Assistant Commissioner of Police (ACP) Leamond Deleveaux, who was deployed to the Ministry of Education earlier this month, will provide security advice to the ministry, according to Minister of Education Jeffrey Lloyd.
Lloyd clarified Deleveaux’s new role amid confusion over the transition.
When The Nassau Guardian spoke to ACP Deleveaux yesterday, he said he was still unsure what the
parameters of his new appointment would be.
However, he said that he will meet with Lloyd soon to iron out those issues.
In a letter signed by Commissioner of Police Anthony Ferguson, dated February 7, Deleveaux was directed to report to the minister of education for at least one year.
“Once I meet with him, I will know how to move forward,” Deleveaux said.
“I spoke to him and he was very decent to me, very decent.”
Deleveaux’s deployment was to take effect on February 13. However, Deleveaux said he only received the letter on the 13th.
Lloyd told reporters that he hopes to meet with Deleveaux on Tuesday.
“When we do meet, I will find out exactly what the terms of engagement will be,” Lloyd told reporters.
“It is my understanding that the officer is to report to this ministry as a consultant, which means that he will provide advice as to the security requirements of the ministry, bearing in mind that the ministry has 172 schools across the archipelago, in addition, 70 or so buildings. That includes, obviously, this building, the Ministry of Education headquarters, as well as teacher cottages.
“It’s a wide spectrum of responsibility from a security standpoint. We, obviously, welcome the help, especially with the experience the officer provides.”
However, he said the day-to-day operation will remain with Christopher Smith, who is the head of security.
Addressing issues related to campus safety, Lloyd insisted that all of them are safe.
“Our challenge is not those students who come to school or who are participants in the school’s operations, these people come from outside and they usually come with intentions of settling scores or something of this nature,” he continued.
“I’m happy that the police made it their business to provide patrols and other oversight mechanisms for many of our school campuses, especially those in areas that we consider to be vulnerable.”
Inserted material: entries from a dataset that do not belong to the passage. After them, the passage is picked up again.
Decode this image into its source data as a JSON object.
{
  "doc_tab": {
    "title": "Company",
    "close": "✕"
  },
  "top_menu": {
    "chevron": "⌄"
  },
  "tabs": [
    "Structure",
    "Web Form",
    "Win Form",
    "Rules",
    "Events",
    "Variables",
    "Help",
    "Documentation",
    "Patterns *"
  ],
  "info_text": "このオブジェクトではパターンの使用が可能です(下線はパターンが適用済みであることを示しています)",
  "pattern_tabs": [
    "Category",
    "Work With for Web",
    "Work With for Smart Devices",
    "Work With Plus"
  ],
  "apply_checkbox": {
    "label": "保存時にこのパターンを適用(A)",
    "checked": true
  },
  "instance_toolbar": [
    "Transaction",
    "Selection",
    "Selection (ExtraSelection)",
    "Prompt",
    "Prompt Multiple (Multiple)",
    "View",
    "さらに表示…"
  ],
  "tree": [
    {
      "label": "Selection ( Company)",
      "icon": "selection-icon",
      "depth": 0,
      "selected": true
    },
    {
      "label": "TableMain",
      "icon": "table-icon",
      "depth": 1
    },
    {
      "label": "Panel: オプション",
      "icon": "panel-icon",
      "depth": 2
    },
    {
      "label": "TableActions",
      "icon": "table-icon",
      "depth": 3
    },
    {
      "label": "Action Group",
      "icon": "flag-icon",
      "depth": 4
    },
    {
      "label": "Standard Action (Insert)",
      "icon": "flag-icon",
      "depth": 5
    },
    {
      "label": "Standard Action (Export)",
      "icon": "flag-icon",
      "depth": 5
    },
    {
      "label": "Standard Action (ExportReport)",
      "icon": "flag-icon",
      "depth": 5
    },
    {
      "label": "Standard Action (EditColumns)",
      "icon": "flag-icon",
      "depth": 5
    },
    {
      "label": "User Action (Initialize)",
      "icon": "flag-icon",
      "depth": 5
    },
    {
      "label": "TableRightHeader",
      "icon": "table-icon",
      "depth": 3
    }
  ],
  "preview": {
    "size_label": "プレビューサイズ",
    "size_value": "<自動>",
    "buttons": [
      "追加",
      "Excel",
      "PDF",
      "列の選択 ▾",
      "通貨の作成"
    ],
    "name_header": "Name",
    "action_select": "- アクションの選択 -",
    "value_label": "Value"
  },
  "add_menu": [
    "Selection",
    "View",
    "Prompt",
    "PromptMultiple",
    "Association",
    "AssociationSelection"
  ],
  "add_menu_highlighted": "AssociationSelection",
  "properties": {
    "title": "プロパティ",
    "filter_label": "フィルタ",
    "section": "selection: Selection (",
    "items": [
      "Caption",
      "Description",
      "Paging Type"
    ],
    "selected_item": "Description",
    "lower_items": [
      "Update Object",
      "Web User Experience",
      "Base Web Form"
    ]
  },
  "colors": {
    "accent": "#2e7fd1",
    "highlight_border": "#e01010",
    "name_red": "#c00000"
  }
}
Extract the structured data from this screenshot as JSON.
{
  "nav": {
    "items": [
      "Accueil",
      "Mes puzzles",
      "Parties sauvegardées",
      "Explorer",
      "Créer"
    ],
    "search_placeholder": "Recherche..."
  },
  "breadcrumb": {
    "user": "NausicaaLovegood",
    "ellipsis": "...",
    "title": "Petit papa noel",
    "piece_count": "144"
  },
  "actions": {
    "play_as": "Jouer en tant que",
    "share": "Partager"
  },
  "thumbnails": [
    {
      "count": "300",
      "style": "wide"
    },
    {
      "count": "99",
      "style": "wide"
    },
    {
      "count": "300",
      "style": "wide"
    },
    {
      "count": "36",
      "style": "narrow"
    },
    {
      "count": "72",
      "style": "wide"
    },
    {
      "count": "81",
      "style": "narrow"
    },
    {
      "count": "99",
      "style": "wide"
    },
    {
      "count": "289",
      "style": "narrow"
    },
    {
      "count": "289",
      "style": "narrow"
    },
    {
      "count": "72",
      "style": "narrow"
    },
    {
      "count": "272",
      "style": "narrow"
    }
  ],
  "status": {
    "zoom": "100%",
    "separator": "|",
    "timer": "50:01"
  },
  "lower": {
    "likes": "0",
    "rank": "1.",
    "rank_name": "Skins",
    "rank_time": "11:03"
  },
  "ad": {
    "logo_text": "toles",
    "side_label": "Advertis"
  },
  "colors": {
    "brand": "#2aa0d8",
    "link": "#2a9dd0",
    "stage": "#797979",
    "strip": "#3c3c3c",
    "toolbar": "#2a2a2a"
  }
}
Last March, Deputy Commissioner Emrick Seymour, Senior ACP Stephen Dean, ACP Clarence Reckley, ACP Ashton Greenslade, ACP Theophilus Cunningham, ACP Ken Strachan, ACP Clayton Fernander and Deleveaux were asked to take their many weeks of accumulated vacation.
Strachan was the first senior officer reassigned upon his return to work in December, when he was appointed chief of security for the Willie Mae Pratt and Simpson Penn juvenile schools; and Fernander was the second.
Strachan has since taken legal action; and attorney Wayne Munroe, who represents Strachan, has suggested that Fernander might also take legal action.